You can’t miss the big red, white and blue colors adorning the small building and dozens of picnic tables scattered over the macadam parking lot in between Firestone and Ann & Hope Factory Outlet on Warwick’s Post Road.
You also can’t miss the parking lot filled with cars and the long lines waiting to order Rocky Point’s “Famous” clam cakes and chowder. A friend told me he waited over two hours to get his clam cakes last weekend.
“It was worth it,” he said. “They tasted just like I remember them.”
We had to give it a try, but didn’t want to wait two hours, so we went on a Monday afternoon at 4 p.m….and there was still a line, but only a short wait. We brought our son and daughter-in-law, both of whom had spent many hours and loads of money at Rocky Point. Sitting at the picnic table, we enjoyed the placemats and photos under a plastic covering, telling all about the rides and their history.
While the Rocky Point Clam Shack has a full menu of lobster, fish and chips, stuffies, clams, scallops, calamari, smelts and even hotdogs and hamburgers, we were there for the traditional chowder, clam cakes and watermelon. ($6.99)
The small cup of chowder comes in red, white and clear and is loaded with clams. Sandy enjoyed the traditional red chowder that the Shore Dinner Hall used to serve in large bowls. Joyce and I preferred the clear (Rhode Island) chowder, which actually contained more clams than potatoes. Scott skipped the chowder and watermelon and ordered a large box of clam cakes ($7.50).
Ah, yes, the clam cakes…small, crunchy, greasy, with lots of clams, they were as we all remembered them, leaving us with pleasant tastes of Rocky Point clam nostalgia.

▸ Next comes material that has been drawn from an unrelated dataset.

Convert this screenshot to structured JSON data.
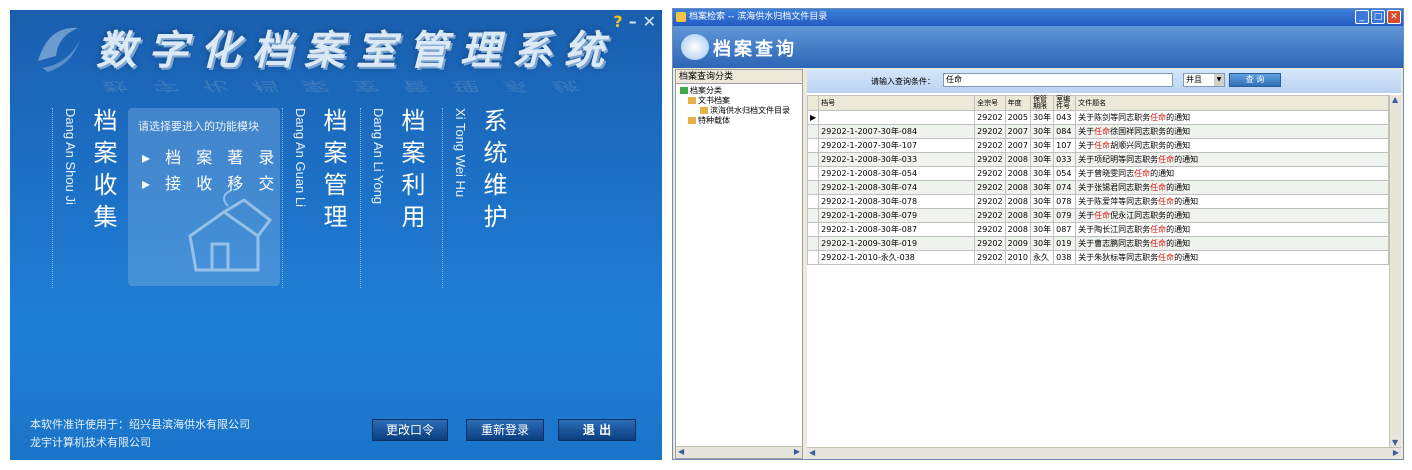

To top it off, there was the watermelon and a Del’s Lemonade stand. Scott and Sandy have yet to find a Del’s truck in nearby Connecticut.
Chef Alfonso Garcia will gladly prepare “The Palladium” for you at market price. It includes two boiled lobsters, steamers, Central Falls kielbasa, corn on the cob, fries, chowder and watermelon.
There are also rides, little kiddie rides like you find in front of local box stores. They cost 75 cents for a little motion in a car or pony, a far cry from the Music Express and roller coaster for a quarter.
We will always miss sitting at the long tables in the massive hall by the water, as waiters brought all the chowder and clam cakes you could eat, but the clam shack will have to do…and apparently it is doing very well.
The Rocky Point Clam Shack is open seven days a week. For more information, go online at www.rockypointclamshack.com.